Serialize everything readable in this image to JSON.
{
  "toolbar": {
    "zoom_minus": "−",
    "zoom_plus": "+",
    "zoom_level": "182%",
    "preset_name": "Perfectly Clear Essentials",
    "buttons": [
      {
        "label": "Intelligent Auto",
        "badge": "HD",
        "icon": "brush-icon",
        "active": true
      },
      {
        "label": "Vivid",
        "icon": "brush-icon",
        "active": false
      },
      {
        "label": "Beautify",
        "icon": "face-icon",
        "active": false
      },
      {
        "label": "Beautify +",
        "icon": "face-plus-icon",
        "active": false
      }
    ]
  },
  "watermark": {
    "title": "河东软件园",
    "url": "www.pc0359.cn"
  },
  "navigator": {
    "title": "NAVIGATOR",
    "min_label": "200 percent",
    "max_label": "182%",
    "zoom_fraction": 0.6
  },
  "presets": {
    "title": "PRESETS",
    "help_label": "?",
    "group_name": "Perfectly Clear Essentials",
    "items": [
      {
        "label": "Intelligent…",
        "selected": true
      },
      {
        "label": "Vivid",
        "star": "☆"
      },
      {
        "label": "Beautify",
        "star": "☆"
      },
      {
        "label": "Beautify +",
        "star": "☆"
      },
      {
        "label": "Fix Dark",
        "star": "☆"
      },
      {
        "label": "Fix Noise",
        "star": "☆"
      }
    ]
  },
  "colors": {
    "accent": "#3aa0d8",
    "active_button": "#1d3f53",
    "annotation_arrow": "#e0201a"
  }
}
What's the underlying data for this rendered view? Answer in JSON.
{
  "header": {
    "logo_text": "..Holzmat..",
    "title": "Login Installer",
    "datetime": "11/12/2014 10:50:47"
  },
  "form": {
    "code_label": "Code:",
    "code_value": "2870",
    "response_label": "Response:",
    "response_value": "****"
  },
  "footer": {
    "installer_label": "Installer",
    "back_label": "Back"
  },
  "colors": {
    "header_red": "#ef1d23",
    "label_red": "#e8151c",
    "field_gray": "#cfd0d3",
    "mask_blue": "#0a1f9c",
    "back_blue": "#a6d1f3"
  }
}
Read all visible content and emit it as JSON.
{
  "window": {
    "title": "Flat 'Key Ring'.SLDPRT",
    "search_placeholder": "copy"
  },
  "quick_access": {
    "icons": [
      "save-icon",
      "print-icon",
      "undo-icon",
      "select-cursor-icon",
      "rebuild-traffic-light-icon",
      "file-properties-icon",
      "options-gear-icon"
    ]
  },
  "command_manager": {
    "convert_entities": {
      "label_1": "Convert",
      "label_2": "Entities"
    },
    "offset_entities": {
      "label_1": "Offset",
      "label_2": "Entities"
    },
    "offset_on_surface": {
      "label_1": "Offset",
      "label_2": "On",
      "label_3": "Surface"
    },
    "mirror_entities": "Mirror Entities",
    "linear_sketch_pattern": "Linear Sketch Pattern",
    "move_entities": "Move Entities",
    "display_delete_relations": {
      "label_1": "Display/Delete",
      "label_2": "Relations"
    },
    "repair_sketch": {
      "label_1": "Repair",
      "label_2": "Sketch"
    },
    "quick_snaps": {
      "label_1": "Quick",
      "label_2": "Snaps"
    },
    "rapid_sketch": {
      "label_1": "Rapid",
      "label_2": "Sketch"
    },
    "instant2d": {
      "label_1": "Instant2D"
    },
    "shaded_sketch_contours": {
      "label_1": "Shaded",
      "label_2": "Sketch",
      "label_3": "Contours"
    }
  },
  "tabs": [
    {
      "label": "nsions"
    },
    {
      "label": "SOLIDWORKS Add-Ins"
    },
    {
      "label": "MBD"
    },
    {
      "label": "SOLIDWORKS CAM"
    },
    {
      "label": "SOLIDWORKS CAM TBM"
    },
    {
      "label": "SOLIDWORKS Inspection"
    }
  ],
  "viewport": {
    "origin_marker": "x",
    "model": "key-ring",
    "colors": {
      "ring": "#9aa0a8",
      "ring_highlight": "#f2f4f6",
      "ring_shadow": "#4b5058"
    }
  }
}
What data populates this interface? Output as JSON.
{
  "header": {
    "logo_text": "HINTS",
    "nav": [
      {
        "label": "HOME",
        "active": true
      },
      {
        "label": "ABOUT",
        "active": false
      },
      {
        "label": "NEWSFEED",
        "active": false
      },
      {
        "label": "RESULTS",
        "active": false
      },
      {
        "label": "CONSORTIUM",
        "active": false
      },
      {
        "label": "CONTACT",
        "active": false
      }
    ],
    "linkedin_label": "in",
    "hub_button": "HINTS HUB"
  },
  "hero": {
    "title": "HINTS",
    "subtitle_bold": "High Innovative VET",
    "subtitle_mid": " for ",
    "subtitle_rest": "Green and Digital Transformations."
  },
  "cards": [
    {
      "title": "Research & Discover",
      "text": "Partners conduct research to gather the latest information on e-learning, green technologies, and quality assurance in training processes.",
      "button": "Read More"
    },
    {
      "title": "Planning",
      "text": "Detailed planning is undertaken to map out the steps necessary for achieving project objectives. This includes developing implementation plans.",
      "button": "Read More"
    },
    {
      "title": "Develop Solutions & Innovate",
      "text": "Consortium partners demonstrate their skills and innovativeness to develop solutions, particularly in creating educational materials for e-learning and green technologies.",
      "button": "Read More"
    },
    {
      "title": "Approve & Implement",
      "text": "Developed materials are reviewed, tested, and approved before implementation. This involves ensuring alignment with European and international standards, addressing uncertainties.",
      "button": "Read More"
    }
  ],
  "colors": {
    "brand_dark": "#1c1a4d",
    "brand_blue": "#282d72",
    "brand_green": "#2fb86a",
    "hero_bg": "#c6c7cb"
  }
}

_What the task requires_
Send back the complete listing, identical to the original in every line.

_Exercise solution_
Serialize everything readable in this image to JSON.
{
  "toolbar": {
    "zoom_minus": "−",
    "zoom_plus": "+",
    "zoom_level": "182%",
    "preset_name": "Perfectly Clear Essentials",
    "buttons": [
      {
        "label": "Intelligent Auto",
        "badge": "HD",
        "icon": "brush-icon",
        "active": true
      },
      {
        "label": "Vivid",
        "icon": "brush-icon",
        "active": false
      },
      {
        "label": "Beautify",
        "icon": "face-icon",
        "active": false
      },
      {
        "label": "Beautify +",
        "icon": "face-plus-icon",
        "active": false
      }
    ]
  },
  "watermark": {
    "title": "河东软件园",
    "url": "www.pc0359.cn"
  },
  "navigator": {
    "title": "NAVIGATOR",
    "min_label": "200 percent",
    "max_label": "182%",
    "zoom_fraction": 0.6
  },
  "presets": {
    "title": "PRESETS",
    "help_label": "?",
    "group_name": "Perfectly Clear Essentials",
    "items": [
      {
        "label": "Intelligent…",
        "selected": true
      },
      {
        "label": "Vivid",
        "star": "☆"
      },
      {
        "label": "Beautify",
        "star": "☆"
      },
      {
        "label": "Beautify +",
        "star": "☆"
      },
      {
        "label": "Fix Dark",
        "star": "☆"
      },
      {
        "label": "Fix Noise",
        "star": "☆"
      }
    ]
  },
  "colors": {
    "accent": "#3aa0d8",
    "active_button": "#1d3f53",
    "annotation_arrow": "#e0201a"
  }
}
What's the underlying data for this rendered view? Answer in JSON.
{
  "header": {
    "logo_text": "..Holzmat..",
    "title": "Login Installer",
    "datetime": "11/12/2014 10:50:47"
  },
  "form": {
    "code_label": "Code:",
    "code_value": "2870",
    "response_label": "Response:",
    "response_value": "****"
  },
  "footer": {
    "installer_label": "Installer",
    "back_label": "Back"
  },
  "colors": {
    "header_red": "#ef1d23",
    "label_red": "#e8151c",
    "field_gray": "#cfd0d3",
    "mask_blue": "#0a1f9c",
    "back_blue": "#a6d1f3"
  }
}
Read all visible content and emit it as JSON.
{
  "window": {
    "title": "Flat 'Key Ring'.SLDPRT",
    "search_placeholder": "copy"
  },
  "quick_access": {
    "icons": [
      "save-icon",
      "print-icon",
      "undo-icon",
      "select-cursor-icon",
      "rebuild-traffic-light-icon",
      "file-properties-icon",
      "options-gear-icon"
    ]
  },
  "command_manager": {
    "convert_entities": {
      "label_1": "Convert",
      "label_2": "Entities"
    },
    "offset_entities": {
      "label_1": "Offset",
      "label_2": "Entities"
    },
    "offset_on_surface": {
      "label_1": "Offset",
      "label_2": "On",
      "label_3": "Surface"
    },
    "mirror_entities": "Mirror Entities",
    "linear_sketch_pattern": "Linear Sketch Pattern",
    "move_entities": "Move Entities",
    "display_delete_relations": {
      "label_1": "Display/Delete",
      "label_2": "Relations"
    },
    "repair_sketch": {
      "label_1": "Repair",
      "label_2": "Sketch"
    },
    "quick_snaps": {
      "label_1": "Quick",
      "label_2": "Snaps"
    },
    "rapid_sketch": {
      "label_1": "Rapid",
      "label_2": "Sketch"
    },
    "instant2d": {
      "label_1": "Instant2D"
    },
    "shaded_sketch_contours": {
      "label_1": "Shaded",
      "label_2": "Sketch",
      "label_3": "Contours"
    }
  },
  "tabs": [
    {
      "label": "nsions"
    },
    {
      "label": "SOLIDWORKS Add-Ins"
    },
    {
      "label": "MBD"
    },
    {
      "label": "SOLIDWORKS CAM"
    },
    {
      "label": "SOLIDWORKS CAM TBM"
    },
    {
      "label": "SOLIDWORKS Inspection"
    }
  ],
  "viewport": {
    "origin_marker": "x",
    "model": "key-ring",
    "colors": {
      "ring": "#9aa0a8",
      "ring_highlight": "#f2f4f6",
      "ring_shadow": "#4b5058"
    }
  }
}
What data populates this interface? Output as JSON.
{
  "header": {
    "logo_text": "HINTS",
    "nav": [
      {
        "label": "HOME",
        "active": true
      },
      {
        "label": "ABOUT",
        "active": false
      },
      {
        "label": "NEWSFEED",
        "active": false
      },
      {
        "label": "RESULTS",
        "active": false
      },
      {
        "label": "CONSORTIUM",
        "active": false
      },
      {
        "label": "CONTACT",
        "active": false
      }
    ],
    "linkedin_label": "in",
    "hub_button": "HINTS HUB"
  },
  "hero": {
    "title": "HINTS",
    "subtitle_bold": "High Innovative VET",
    "subtitle_mid": " for ",
    "subtitle_rest": "Green and Digital Transformations."
  },
  "cards": [
    {
      "title": "Research & Discover",
      "text": "Partners conduct research to gather the latest information on e-learning, green technologies, and quality assurance in training processes.",
      "button": "Read More"
    },
    {
      "title": "Planning",
      "text": "Detailed planning is undertaken to map out the steps necessary for achieving project objectives. This includes developing implementation plans.",
      "button": "Read More"
    },
    {
      "title": "Develop Solutions & Innovate",
      "text": "Consortium partners demonstrate their skills and innovativeness to develop solutions, particularly in creating educational materials for e-learning and green technologies.",
      "button": "Read More"
    },
    {
      "title": "Approve & Implement",
      "text": "Developed materials are reviewed, tested, and approved before implementation. This involves ensuring alignment with European and international standards, addressing uncertainties.",
      "button": "Read More"
    }
  ],
  "colors": {
    "brand_dark": "#1c1a4d",
    "brand_blue": "#282d72",
    "brand_green": "#2fb86a",
    "hero_bg": "#c6c7cb"
  }
}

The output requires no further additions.